EXERCISE: Produce a perfect copy of the listing, matching each line.

DATA SUPPLIED:
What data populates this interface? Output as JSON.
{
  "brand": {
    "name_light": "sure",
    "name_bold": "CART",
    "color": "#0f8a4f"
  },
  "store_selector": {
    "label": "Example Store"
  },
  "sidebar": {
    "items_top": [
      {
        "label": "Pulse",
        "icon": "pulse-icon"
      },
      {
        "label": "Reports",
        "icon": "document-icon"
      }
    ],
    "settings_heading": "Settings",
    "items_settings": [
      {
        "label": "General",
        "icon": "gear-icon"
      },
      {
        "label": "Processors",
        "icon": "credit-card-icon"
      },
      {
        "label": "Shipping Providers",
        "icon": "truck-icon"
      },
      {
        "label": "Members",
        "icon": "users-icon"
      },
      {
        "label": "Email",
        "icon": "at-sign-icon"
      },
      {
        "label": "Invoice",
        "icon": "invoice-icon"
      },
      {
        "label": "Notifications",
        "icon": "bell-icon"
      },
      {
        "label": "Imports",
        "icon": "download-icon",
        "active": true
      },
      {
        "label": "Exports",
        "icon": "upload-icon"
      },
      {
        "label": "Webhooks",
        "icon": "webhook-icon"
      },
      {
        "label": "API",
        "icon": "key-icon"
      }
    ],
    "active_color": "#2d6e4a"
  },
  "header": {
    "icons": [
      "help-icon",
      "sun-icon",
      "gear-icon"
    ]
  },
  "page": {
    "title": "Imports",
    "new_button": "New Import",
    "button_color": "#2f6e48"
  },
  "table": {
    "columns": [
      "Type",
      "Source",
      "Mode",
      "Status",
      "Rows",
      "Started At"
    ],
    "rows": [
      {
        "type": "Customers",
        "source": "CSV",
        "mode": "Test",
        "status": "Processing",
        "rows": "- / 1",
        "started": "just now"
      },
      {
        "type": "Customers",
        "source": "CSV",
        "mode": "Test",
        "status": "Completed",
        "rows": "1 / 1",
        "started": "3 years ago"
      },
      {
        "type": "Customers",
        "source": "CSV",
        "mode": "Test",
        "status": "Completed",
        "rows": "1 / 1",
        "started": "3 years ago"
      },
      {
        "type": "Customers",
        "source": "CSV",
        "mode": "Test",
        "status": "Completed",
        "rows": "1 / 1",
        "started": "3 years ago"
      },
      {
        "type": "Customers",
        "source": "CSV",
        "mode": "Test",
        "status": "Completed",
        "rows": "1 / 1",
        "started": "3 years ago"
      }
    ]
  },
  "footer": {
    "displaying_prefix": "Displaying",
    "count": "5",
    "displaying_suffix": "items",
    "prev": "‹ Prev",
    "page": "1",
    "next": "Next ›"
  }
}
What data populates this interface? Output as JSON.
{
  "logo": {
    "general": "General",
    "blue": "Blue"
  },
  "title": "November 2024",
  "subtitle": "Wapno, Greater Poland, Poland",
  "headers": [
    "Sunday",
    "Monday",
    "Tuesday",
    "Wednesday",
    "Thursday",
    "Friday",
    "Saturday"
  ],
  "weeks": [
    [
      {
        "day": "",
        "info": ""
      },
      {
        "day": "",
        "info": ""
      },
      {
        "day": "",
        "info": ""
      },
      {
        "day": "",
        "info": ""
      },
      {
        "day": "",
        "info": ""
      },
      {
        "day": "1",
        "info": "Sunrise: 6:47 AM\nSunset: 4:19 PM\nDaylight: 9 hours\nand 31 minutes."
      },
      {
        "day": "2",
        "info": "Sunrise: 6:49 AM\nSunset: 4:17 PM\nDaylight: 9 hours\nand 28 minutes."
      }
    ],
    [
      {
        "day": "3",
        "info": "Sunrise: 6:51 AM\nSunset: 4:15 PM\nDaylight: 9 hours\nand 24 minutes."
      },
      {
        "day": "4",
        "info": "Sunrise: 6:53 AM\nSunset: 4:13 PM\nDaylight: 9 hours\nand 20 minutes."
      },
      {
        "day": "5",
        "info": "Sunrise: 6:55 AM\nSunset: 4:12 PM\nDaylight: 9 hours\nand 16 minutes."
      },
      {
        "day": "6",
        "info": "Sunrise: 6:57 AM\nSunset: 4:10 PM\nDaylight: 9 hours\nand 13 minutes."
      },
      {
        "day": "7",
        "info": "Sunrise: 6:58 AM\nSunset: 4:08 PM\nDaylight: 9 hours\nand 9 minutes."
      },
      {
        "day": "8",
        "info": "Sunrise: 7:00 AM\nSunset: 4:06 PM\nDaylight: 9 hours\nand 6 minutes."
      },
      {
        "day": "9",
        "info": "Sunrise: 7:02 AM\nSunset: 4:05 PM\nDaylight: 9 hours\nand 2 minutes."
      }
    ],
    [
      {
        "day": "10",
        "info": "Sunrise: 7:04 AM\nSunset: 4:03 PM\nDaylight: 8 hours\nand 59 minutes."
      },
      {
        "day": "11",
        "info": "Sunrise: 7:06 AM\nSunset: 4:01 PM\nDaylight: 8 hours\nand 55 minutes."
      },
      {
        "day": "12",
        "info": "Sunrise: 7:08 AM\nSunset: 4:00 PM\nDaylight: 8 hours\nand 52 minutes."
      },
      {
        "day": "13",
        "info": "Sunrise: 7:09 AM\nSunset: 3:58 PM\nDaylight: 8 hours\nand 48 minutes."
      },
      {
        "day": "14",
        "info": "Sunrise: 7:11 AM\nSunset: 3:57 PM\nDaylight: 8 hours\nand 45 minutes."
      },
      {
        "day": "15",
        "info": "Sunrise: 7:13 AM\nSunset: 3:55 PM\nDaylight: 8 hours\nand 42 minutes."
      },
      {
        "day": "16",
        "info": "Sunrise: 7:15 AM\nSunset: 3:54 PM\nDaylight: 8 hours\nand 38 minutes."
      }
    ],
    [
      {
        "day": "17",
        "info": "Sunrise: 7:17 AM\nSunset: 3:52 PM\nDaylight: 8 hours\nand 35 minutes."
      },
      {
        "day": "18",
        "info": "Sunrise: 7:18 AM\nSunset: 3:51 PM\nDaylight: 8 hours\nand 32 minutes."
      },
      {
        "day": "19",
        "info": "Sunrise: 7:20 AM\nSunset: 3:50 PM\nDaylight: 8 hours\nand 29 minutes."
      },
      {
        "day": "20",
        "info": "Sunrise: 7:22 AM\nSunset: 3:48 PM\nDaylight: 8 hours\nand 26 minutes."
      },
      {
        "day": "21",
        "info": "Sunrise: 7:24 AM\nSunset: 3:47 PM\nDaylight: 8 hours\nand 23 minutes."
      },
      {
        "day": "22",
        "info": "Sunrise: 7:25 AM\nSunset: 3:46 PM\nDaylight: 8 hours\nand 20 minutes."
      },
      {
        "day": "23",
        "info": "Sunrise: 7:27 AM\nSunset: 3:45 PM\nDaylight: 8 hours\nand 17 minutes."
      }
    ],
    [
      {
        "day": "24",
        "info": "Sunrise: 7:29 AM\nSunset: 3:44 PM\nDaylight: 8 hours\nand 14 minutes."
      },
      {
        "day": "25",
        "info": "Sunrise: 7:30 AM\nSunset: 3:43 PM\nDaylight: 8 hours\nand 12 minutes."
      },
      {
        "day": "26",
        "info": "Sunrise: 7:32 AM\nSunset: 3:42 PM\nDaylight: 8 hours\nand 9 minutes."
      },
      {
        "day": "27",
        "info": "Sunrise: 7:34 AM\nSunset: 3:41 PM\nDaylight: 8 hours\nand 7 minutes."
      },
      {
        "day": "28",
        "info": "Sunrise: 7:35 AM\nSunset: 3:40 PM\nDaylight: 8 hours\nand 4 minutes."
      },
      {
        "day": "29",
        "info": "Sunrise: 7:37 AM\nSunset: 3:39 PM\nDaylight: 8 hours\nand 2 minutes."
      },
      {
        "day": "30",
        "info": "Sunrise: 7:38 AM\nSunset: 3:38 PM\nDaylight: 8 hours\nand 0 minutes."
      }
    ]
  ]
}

ANSWER:
What data populates this interface? Output as JSON.
{
  "brand": {
    "name_light": "sure",
    "name_bold": "CART",
    "color": "#0f8a4f"
  },
  "store_selector": {
    "label": "Example Store"
  },
  "sidebar": {
    "items_top": [
      {
        "label": "Pulse",
        "icon": "pulse-icon"
      },
      {
        "label": "Reports",
        "icon": "document-icon"
      }
    ],
    "settings_heading": "Settings",
    "items_settings": [
      {
        "label": "General",
        "icon": "gear-icon"
      },
      {
        "label": "Processors",
        "icon": "credit-card-icon"
      },
      {
        "label": "Shipping Providers",
        "icon": "truck-icon"
      },
      {
        "label": "Members",
        "icon": "users-icon"
      },
      {
        "label": "Email",
        "icon": "at-sign-icon"
      },
      {
        "label": "Invoice",
        "icon": "invoice-icon"
      },
      {
        "label": "Notifications",
        "icon": "bell-icon"
      },
      {
        "label": "Imports",
        "icon": "download-icon",
        "active": true
      },
      {
        "label": "Exports",
        "icon": "upload-icon"
      },
      {
        "label": "Webhooks",
        "icon": "webhook-icon"
      },
      {
        "label": "API",
        "icon": "key-icon"
      }
    ],
    "active_color": "#2d6e4a"
  },
  "header": {
    "icons": [
      "help-icon",
      "sun-icon",
      "gear-icon"
    ]
  },
  "page": {
    "title": "Imports",
    "new_button": "New Import",
    "button_color": "#2f6e48"
  },
  "table": {
    "columns": [
      "Type",
      "Source",
      "Mode",
      "Status",
      "Rows",
      "Started At"
    ],
    "rows": [
      {
        "type": "Customers",
        "source": "CSV",
        "mode": "Test",
        "status": "Processing",
        "rows": "- / 1",
        "started": "just now"
      },
      {
        "type": "Customers",
        "source": "CSV",
        "mode": "Test",
        "status": "Completed",
        "rows": "1 / 1",
        "started": "3 years ago"
      },
      {
        "type": "Customers",
        "source": "CSV",
        "mode": "Test",
        "status": "Completed",
        "rows": "1 / 1",
        "started": "3 years ago"
      },
      {
        "type": "Customers",
        "source": "CSV",
        "mode": "Test",
        "status": "Completed",
        "rows": "1 / 1",
        "started": "3 years ago"
      },
      {
        "type": "Customers",
        "source": "CSV",
        "mode": "Test",
        "status": "Completed",
        "rows": "1 / 1",
        "started": "3 years ago"
      }
    ]
  },
  "footer": {
    "displaying_prefix": "Displaying",
    "count": "5",
    "displaying_suffix": "items",
    "prev": "‹ Prev",
    "page": "1",
    "next": "Next ›"
  }
}
What data populates this interface? Output as JSON.
{
  "logo": {
    "general": "General",
    "blue": "Blue"
  },
  "title": "November 2024",
  "subtitle": "Wapno, Greater Poland, Poland",
  "headers": [
    "Sunday",
    "Monday",
    "Tuesday",
    "Wednesday",
    "Thursday",
    "Friday",
    "Saturday"
  ],
  "weeks": [
    [
      {
        "day": "",
        "info": ""
      },
      {
        "day": "",
        "info": ""
      },
      {
        "day": "",
        "info": ""
      },
      {
        "day": "",
        "info": ""
      },
      {
        "day": "",
        "info": ""
      },
      {
        "day": "1",
        "info": "Sunrise: 6:47 AM\nSunset: 4:19 PM\nDaylight: 9 hours\nand 31 minutes."
      },
      {
        "day": "2",
        "info": "Sunrise: 6:49 AM\nSunset: 4:17 PM\nDaylight: 9 hours\nand 28 minutes."
      }
    ],
    [
      {
        "day": "3",
        "info": "Sunrise: 6:51 AM\nSunset: 4:15 PM\nDaylight: 9 hours\nand 24 minutes."
      },
      {
        "day": "4",
        "info": "Sunrise: 6:53 AM\nSunset: 4:13 PM\nDaylight: 9 hours\nand 20 minutes."
      },
      {
        "day": "5",
        "info": "Sunrise: 6:55 AM\nSunset: 4:12 PM\nDaylight: 9 hours\nand 16 minutes."
      },
      {
        "day": "6",
        "info": "Sunrise: 6:57 AM\nSunset: 4:10 PM\nDaylight: 9 hours\nand 13 minutes."
      },
      {
        "day": "7",
        "info": "Sunrise: 6:58 AM\nSunset: 4:08 PM\nDaylight: 9 hours\nand 9 minutes."
      },
      {
        "day": "8",
        "info": "Sunrise: 7:00 AM\nSunset: 4:06 PM\nDaylight: 9 hours\nand 6 minutes."
      },
      {
        "day": "9",
        "info": "Sunrise: 7:02 AM\nSunset: 4:05 PM\nDaylight: 9 hours\nand 2 minutes."
      }
    ],
    [
      {
        "day": "10",
        "info": "Sunrise: 7:04 AM\nSunset: 4:03 PM\nDaylight: 8 hours\nand 59 minutes."
      },
      {
        "day": "11",
        "info": "Sunrise: 7:06 AM\nSunset: 4:01 PM\nDaylight: 8 hours\nand 55 minutes."
      },
      {
        "day": "12",
        "info": "Sunrise: 7:08 AM\nSunset: 4:00 PM\nDaylight: 8 hours\nand 52 minutes."
      },
      {
        "day": "13",
        "info": "Sunrise: 7:09 AM\nSunset: 3:58 PM\nDaylight: 8 hours\nand 48 minutes."
      },
      {
        "day": "14",
        "info": "Sunrise: 7:11 AM\nSunset: 3:57 PM\nDaylight: 8 hours\nand 45 minutes."
      },
      {
        "day": "15",
        "info": "Sunrise: 7:13 AM\nSunset: 3:55 PM\nDaylight: 8 hours\nand 42 minutes."
      },
      {
        "day": "16",
        "info": "Sunrise: 7:15 AM\nSunset: 3:54 PM\nDaylight: 8 hours\nand 38 minutes."
      }
    ],
    [
      {
        "day": "17",
        "info": "Sunrise: 7:17 AM\nSunset: 3:52 PM\nDaylight: 8 hours\nand 35 minutes."
      },
      {
        "day": "18",
        "info": "Sunrise: 7:18 AM\nSunset: 3:51 PM\nDaylight: 8 hours\nand 32 minutes."
      },
      {
        "day": "19",
        "info": "Sunrise: 7:20 AM\nSunset: 3:50 PM\nDaylight: 8 hours\nand 29 minutes."
      },
      {
        "day": "20",
        "info": "Sunrise: 7:22 AM\nSunset: 3:48 PM\nDaylight: 8 hours\nand 26 minutes."
      },
      {
        "day": "21",
        "info": "Sunrise: 7:24 AM\nSunset: 3:47 PM\nDaylight: 8 hours\nand 23 minutes."
      },
      {
        "day": "22",
        "info": "Sunrise: 7:25 AM\nSunset: 3:46 PM\nDaylight: 8 hours\nand 20 minutes."
      },
      {
        "day": "23",
        "info": "Sunrise: 7:27 AM\nSunset: 3:45 PM\nDaylight: 8 hours\nand 17 minutes."
      }
    ],
    [
      {
        "day": "24",
        "info": "Sunrise: 7:29 AM\nSunset: 3:44 PM\nDaylight: 8 hours\nand 14 minutes."
      },
      {
        "day": "25",
        "info": "Sunrise: 7:30 AM\nSunset: 3:43 PM\nDaylight: 8 hours\nand 12 minutes."
      },
      {
        "day": "26",
        "info": "Sunrise: 7:32 AM\nSunset: 3:42 PM\nDaylight: 8 hours\nand 9 minutes."
      },
      {
        "day": "27",
        "info": "Sunrise: 7:34 AM\nSunset: 3:41 PM\nDaylight: 8 hours\nand 7 minutes."
      },
      {
        "day": "28",
        "info": "Sunrise: 7:35 AM\nSunset: 3:40 PM\nDaylight: 8 hours\nand 4 minutes."
      },
      {
        "day": "29",
        "info": "Sunrise: 7:37 AM\nSunset: 3:39 PM\nDaylight: 8 hours\nand 2 minutes."
      },
      {
        "day": "30",
        "info": "Sunrise: 7:38 AM\nSunset: 3:38 PM\nDaylight: 8 hours\nand 0 minutes."
      }
    ]
  ]
}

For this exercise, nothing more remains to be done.